Want another perspective on this issue? Read Robert S. McElvaine's commentary, "A Spoonful Of 'Socialism' Makes Capitalism Work," here.
On Oct. 29, 1929, Wall Street spiraled in on itself, and the world economy went boom. So what have we learned in the 80 years since Black Tuesday? Not much, if you believe the myth that unrestrained capitalism was the root cause of our economic collapse — then and now — and that only increased government regulation and intervention will right the ship. In fact, this myth has no logical relation to reality.
First, a brief historical recap: The Great Depression was not caused by a lack of government regulation. In fact, the opposite is true: In the years preceding Black Tuesday, the Fed lowered the interest rates to unprecedented levels, thus stimulating a temporary boom (e.g., "the Roaring '20s"). The public overinvested — often on credit — and when the Fed finally realized that it could not sustain its policies and raised interest rates to stave off inflation, thus choking off the money supply, an inevitable burst followed. Get it? Government manipulation of interest rates, not unrestrained capitalism, caused the Depression — in 1929 and today.
Had the government not compounded the Great Depression with further mismanagement of the money and credit supply, it almost certainly would have ended in two to three years — as was the case with every Depression that preceded it. Then, as now, business and labor would adjust to decreased spending by lowering prices until consumer spending was again stimulated.
Courtesy of Armstrong Williams
Armstrong Williams is heard weeknights on Sirius/XM Power 169 at 9 p.m. ET.
Armstrong Williams is heard weeknights on Sirius/XM Power 169 at 9 p.m. ET. Courtesy of Armstrong Williams
So why do these anti-free-market myths persist? They are appealing because it allows us to channel our collective angst onto an easily identifiable group of villains — greedy bankers who fatten themselves on our misfortune. In placing the blame on unrestrained capitalism — and its most easily identifiable symbols — we create a mental paradigm that allows us to digest something that is incredibly difficult to face: a temporary contraction of our future possibilities (e.g., a business cycle).
What is most difficult for the populace to digest is that recessions are good for an economy. They force inefficient and obsolete businesses to reform. This creates necessary and positive change. Unfortunately, people don't like change, and recessions force necessary economic change. The economist Friedrich Hayek referred to this as "creative destruction."
However difficult this is to accept, we must realize that business cycles are inevitable, and not necessarily totems of doom. You can't have prosperity without recessions. Famed economist Robert Lucas summed up the trade-off succinctly when he argued that if forced to choose between removing business cycles or increasing the annual economic growth by 0.1 percent, the latter would make people better off overall.
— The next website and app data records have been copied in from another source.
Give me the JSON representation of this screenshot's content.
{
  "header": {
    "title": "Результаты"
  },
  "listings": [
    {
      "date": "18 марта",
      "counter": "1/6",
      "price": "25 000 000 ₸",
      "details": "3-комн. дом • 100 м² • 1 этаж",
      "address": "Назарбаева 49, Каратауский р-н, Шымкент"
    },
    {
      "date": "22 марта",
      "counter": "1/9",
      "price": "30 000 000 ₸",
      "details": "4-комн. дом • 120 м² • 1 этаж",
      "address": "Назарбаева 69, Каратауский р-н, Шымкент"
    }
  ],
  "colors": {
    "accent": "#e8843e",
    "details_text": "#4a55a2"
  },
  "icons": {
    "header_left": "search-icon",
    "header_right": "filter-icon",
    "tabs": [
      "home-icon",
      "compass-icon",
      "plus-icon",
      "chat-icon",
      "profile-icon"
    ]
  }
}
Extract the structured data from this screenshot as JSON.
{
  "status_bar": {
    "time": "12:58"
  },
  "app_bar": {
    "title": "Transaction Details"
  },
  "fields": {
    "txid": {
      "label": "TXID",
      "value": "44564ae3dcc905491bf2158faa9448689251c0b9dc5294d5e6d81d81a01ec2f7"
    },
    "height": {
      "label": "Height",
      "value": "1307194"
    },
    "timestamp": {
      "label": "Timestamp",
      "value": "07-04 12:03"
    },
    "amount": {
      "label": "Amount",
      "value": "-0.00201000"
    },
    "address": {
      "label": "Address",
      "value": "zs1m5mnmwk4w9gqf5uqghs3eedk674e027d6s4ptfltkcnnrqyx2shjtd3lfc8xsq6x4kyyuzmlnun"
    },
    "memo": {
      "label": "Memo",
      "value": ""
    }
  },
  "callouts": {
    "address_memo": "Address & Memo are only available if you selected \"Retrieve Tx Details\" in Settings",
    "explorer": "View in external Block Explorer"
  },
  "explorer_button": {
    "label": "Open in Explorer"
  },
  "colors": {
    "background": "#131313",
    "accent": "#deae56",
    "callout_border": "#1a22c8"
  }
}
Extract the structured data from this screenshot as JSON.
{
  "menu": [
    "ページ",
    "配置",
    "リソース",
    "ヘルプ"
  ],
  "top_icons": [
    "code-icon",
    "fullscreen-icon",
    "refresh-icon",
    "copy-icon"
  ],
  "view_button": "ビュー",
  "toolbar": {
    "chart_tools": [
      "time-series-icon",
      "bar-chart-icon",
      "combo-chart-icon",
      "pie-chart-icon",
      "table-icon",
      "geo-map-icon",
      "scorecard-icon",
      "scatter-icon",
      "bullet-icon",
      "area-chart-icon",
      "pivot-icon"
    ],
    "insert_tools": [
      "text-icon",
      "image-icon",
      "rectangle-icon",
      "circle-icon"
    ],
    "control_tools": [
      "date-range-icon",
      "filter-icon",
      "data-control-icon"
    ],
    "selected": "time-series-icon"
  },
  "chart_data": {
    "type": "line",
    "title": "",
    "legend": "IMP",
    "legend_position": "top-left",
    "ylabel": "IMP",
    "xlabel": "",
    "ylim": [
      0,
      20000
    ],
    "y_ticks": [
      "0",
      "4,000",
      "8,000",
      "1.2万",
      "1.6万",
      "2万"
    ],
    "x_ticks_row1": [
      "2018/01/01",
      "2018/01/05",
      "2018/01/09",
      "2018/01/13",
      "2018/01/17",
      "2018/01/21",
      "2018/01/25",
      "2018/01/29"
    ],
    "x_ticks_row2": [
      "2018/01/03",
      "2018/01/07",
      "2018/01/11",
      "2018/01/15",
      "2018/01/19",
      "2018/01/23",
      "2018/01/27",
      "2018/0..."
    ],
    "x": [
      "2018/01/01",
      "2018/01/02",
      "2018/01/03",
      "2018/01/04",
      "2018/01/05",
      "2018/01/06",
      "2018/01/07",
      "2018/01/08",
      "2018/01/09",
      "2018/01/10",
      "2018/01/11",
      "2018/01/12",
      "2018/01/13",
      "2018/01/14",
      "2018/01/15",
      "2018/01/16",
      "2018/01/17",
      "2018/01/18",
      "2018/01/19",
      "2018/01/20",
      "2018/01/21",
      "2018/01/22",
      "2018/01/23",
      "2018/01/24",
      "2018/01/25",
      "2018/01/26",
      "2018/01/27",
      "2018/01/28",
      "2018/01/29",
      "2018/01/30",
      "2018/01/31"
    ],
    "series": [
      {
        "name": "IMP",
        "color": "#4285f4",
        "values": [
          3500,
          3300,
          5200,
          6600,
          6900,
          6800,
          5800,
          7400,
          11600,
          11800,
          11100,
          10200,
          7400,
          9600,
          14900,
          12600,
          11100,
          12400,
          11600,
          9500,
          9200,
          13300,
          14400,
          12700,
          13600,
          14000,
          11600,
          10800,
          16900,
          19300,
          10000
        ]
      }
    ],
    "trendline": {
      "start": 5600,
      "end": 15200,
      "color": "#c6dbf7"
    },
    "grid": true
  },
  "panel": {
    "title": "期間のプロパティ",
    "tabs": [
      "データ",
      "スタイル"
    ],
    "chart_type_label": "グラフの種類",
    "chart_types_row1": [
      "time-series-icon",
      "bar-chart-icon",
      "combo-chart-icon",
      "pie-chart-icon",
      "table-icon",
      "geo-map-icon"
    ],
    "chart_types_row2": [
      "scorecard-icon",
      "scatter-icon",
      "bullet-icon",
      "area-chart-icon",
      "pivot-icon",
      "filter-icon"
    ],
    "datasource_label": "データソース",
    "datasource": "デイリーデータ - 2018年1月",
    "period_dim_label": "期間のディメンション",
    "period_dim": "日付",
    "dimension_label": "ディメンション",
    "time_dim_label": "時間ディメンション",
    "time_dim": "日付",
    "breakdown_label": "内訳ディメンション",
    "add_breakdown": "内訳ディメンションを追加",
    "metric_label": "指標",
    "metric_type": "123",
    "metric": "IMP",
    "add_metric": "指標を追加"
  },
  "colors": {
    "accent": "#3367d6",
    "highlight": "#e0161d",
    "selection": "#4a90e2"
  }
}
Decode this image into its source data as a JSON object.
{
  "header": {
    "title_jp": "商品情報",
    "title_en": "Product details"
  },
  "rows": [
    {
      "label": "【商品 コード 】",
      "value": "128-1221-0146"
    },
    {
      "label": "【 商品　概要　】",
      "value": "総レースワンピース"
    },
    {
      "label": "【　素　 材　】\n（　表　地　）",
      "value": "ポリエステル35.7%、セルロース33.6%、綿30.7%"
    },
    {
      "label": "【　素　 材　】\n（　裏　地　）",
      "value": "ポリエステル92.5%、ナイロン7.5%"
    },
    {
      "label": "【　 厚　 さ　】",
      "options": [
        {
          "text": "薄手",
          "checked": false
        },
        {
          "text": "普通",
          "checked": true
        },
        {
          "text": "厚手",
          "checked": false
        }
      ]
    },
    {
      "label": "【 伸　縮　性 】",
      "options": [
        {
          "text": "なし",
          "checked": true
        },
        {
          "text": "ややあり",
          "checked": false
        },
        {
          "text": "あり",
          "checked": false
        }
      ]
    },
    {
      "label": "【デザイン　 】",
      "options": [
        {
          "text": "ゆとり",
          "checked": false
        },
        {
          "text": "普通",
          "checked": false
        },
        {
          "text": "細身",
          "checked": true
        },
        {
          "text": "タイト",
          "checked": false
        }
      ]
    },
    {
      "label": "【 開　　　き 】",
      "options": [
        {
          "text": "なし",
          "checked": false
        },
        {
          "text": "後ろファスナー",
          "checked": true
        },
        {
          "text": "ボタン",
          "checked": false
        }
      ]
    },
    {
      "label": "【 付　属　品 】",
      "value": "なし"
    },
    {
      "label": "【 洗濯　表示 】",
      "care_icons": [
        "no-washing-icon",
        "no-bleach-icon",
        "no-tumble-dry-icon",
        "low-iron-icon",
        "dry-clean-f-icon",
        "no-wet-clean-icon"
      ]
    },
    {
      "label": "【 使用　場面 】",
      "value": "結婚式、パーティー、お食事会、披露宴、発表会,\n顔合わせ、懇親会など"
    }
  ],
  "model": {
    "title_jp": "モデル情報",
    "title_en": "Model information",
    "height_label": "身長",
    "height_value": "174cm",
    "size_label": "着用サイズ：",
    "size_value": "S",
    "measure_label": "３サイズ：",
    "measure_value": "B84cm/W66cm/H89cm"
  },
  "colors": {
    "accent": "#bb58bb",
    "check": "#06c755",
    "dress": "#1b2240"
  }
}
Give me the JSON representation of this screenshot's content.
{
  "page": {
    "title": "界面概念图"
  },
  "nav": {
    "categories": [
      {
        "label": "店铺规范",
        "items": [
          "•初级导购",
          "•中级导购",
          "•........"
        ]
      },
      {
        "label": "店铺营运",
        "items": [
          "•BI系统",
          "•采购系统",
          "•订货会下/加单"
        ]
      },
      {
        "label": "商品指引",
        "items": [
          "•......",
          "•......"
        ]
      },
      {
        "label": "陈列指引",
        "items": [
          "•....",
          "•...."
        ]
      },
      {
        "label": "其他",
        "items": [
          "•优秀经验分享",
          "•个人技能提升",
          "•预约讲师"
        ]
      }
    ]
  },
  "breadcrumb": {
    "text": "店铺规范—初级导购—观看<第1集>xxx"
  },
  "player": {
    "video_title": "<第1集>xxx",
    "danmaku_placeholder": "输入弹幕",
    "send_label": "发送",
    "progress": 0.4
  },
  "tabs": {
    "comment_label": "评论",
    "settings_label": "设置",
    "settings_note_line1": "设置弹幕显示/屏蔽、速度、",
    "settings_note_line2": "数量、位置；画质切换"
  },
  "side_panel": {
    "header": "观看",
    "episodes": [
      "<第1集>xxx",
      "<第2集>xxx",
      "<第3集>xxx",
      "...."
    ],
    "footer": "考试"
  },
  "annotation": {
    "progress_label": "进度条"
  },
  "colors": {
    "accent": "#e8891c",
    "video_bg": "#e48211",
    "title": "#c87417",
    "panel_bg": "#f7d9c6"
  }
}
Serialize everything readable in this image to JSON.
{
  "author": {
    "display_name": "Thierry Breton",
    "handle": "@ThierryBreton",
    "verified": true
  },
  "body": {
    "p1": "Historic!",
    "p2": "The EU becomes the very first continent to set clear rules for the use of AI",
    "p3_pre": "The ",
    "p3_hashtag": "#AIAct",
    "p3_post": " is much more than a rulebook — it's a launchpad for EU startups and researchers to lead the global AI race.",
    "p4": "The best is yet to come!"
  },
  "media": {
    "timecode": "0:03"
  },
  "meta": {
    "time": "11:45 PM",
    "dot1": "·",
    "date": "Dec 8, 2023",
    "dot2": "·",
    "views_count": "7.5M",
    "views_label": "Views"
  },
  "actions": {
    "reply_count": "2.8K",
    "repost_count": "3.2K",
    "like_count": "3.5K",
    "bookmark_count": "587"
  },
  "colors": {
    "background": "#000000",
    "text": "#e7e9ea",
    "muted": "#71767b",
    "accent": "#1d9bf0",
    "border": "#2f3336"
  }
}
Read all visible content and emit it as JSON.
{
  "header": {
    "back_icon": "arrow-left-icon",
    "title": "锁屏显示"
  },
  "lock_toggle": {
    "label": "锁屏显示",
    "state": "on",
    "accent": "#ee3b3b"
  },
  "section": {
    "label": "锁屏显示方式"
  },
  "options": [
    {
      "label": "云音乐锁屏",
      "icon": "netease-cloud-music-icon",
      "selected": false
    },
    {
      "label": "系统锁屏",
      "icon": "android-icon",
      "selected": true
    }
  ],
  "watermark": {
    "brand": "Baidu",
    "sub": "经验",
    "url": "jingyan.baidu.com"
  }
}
Translation: Allowing the market to reach its natural equilibrium will carry with it the greatest buying opportunity of our lifetime. So long as the market is kept free.
Armstrong Williams is heard nightly on Sirius/XM Power 169 at 9 p.m. ET.